(Beginning of Given data)

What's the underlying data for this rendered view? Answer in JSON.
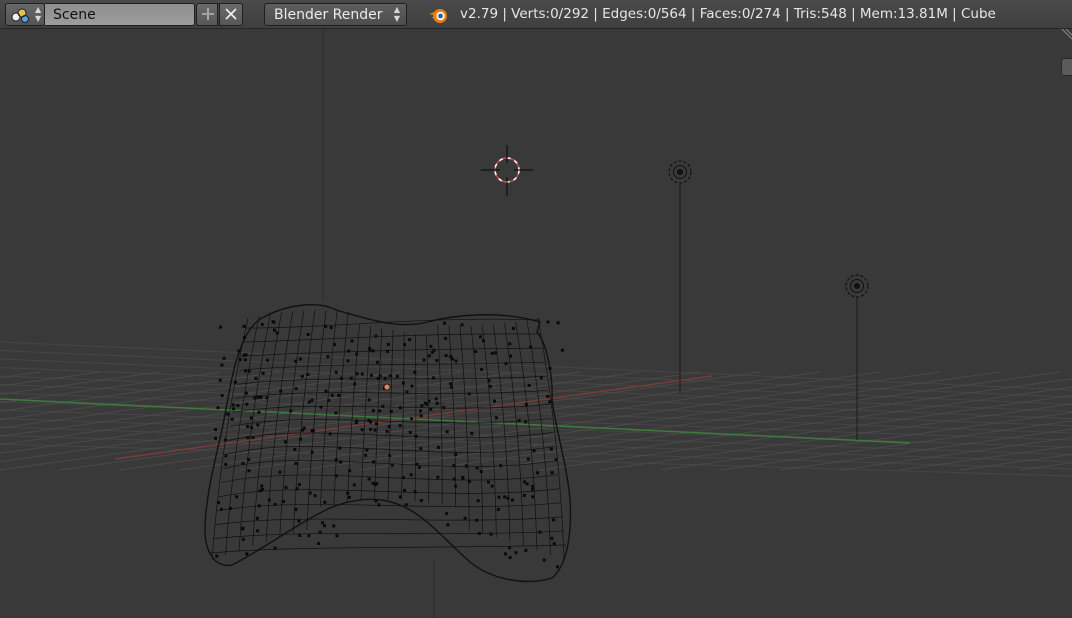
{
  "header": {
    "screen_type_icon": "scene-icon",
    "scene_name": "Scene",
    "add_icon": "plus-icon",
    "remove_icon": "x-icon",
    "render_engine": "Blender Render",
    "logo_icon": "blender-logo-icon",
    "stats": "v2.79 | Verts:0/292 | Edges:0/564 | Faces:0/274 | Tris:548 | Mem:13.81M | Cube"
  },
  "viewport": {
    "objects": [
      "cube-mesh-wireframe",
      "3d-cursor",
      "lamp",
      "lamp"
    ],
    "colors": {
      "background": "#393939",
      "grid": "#4f4f4f",
      "x_axis": "#7a3b3b",
      "y_axis": "#3e7a3e",
      "wire": "#111111",
      "cursor_ring": "#d04040",
      "origin": "#e08060"
    }
  }
}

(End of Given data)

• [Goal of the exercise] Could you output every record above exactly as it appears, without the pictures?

• [Result of this exercise]
What's the underlying data for this rendered view? Answer in JSON.
{
  "header": {
    "screen_type_icon": "scene-icon",
    "scene_name": "Scene",
    "add_icon": "plus-icon",
    "remove_icon": "x-icon",
    "render_engine": "Blender Render",
    "logo_icon": "blender-logo-icon",
    "stats": "v2.79 | Verts:0/292 | Edges:0/564 | Faces:0/274 | Tris:548 | Mem:13.81M | Cube"
  },
  "viewport": {
    "objects": [
      "cube-mesh-wireframe",
      "3d-cursor",
      "lamp",
      "lamp"
    ],
    "colors": {
      "background": "#393939",
      "grid": "#4f4f4f",
      "x_axis": "#7a3b3b",
      "y_axis": "#3e7a3e",
      "wire": "#111111",
      "cursor_ring": "#d04040",
      "origin": "#e08060"
    }
  }
}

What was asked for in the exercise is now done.